#### [Records supplied]
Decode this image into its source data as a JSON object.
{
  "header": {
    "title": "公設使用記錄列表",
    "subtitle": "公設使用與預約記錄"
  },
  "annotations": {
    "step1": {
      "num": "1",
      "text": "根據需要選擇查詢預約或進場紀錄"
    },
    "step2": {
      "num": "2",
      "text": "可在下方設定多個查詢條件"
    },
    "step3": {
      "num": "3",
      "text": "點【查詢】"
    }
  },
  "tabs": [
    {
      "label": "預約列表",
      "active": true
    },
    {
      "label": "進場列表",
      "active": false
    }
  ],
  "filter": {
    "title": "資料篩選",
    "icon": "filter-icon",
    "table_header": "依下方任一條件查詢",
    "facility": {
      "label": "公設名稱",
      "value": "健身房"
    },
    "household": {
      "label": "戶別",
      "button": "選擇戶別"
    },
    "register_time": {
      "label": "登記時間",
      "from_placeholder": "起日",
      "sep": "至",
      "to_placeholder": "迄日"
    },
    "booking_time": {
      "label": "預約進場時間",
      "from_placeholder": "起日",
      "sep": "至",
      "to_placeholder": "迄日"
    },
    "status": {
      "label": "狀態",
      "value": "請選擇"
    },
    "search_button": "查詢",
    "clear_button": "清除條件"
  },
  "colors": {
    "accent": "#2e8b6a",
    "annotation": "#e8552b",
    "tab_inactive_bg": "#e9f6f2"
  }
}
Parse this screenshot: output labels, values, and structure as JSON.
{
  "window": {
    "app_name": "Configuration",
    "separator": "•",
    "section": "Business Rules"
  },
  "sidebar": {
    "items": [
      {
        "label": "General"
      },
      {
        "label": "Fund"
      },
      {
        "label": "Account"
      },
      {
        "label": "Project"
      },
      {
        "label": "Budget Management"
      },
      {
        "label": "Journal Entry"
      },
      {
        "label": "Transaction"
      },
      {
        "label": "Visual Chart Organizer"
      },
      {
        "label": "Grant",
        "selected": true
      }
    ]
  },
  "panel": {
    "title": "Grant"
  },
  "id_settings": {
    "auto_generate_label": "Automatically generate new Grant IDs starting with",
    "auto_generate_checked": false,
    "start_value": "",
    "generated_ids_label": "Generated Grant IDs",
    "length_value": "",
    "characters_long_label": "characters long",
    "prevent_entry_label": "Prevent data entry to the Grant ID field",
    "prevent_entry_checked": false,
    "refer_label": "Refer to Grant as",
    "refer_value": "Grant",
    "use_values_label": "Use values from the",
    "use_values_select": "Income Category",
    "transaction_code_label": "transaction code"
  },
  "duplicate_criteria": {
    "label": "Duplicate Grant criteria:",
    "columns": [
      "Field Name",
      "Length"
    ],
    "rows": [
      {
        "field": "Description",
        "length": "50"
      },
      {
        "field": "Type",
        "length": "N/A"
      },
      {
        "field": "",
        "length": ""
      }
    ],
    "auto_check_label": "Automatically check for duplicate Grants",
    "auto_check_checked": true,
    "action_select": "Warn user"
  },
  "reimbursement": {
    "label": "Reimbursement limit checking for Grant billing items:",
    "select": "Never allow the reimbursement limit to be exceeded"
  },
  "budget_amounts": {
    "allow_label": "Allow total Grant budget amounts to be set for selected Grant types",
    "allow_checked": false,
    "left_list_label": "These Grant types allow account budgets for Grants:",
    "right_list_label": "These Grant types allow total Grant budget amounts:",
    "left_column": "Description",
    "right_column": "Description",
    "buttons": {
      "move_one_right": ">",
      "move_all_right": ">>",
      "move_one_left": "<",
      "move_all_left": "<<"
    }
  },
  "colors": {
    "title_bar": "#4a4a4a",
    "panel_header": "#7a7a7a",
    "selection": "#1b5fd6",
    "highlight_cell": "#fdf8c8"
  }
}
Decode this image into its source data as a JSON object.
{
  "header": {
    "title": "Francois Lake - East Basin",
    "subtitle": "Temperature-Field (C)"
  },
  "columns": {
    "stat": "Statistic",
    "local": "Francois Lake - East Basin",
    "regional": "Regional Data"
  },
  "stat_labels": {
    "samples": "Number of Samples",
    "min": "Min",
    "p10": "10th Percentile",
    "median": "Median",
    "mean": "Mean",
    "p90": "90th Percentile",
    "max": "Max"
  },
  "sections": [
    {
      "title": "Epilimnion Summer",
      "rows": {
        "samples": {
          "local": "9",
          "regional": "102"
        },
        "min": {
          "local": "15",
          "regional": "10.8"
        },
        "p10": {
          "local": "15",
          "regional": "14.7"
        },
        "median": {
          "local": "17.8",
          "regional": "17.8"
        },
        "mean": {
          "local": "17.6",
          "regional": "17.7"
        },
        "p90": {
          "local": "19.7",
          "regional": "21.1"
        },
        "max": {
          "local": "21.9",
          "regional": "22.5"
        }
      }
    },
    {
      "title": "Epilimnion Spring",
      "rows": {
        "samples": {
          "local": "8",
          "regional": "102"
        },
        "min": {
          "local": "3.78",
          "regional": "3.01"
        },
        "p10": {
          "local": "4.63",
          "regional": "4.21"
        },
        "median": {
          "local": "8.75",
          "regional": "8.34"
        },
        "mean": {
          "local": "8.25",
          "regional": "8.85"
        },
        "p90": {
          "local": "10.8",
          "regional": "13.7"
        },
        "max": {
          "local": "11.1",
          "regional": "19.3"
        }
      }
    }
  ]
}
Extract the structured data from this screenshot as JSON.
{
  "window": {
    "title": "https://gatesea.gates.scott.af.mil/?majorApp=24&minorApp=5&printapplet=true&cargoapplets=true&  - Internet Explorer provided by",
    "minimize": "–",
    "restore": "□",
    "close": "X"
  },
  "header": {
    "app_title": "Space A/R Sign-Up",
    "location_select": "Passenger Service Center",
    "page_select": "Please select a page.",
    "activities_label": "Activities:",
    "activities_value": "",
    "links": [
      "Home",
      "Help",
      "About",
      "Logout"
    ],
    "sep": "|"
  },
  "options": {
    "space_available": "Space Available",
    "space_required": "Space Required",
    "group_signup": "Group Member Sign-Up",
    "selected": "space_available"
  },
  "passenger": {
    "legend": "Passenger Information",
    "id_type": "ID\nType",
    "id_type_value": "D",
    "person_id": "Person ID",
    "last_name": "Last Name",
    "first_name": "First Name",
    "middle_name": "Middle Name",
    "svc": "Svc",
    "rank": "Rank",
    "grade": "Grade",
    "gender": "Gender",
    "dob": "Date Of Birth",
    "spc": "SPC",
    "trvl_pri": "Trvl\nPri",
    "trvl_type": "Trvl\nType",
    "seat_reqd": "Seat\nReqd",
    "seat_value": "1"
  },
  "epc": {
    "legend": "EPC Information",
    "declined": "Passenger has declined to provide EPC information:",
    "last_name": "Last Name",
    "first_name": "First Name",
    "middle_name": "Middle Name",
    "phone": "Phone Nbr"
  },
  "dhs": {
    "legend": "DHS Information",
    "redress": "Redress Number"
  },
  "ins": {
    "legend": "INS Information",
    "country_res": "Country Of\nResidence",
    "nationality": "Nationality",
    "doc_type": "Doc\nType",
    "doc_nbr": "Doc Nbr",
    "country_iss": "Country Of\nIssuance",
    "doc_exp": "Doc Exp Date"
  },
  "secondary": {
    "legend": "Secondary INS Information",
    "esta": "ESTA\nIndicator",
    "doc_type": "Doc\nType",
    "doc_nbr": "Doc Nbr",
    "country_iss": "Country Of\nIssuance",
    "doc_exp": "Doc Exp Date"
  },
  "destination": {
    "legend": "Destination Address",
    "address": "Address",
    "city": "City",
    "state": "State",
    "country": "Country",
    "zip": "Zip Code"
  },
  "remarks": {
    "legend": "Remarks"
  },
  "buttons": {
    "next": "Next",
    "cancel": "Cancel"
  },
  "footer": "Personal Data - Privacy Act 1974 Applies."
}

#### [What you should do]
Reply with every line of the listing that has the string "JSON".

#### [Finished exercise]
Decode this image into its source data as a JSON object.
Parse this screenshot: output labels, values, and structure as JSON.
Decode this image into its source data as a JSON object.
Extract the structured data from this screenshot as JSON.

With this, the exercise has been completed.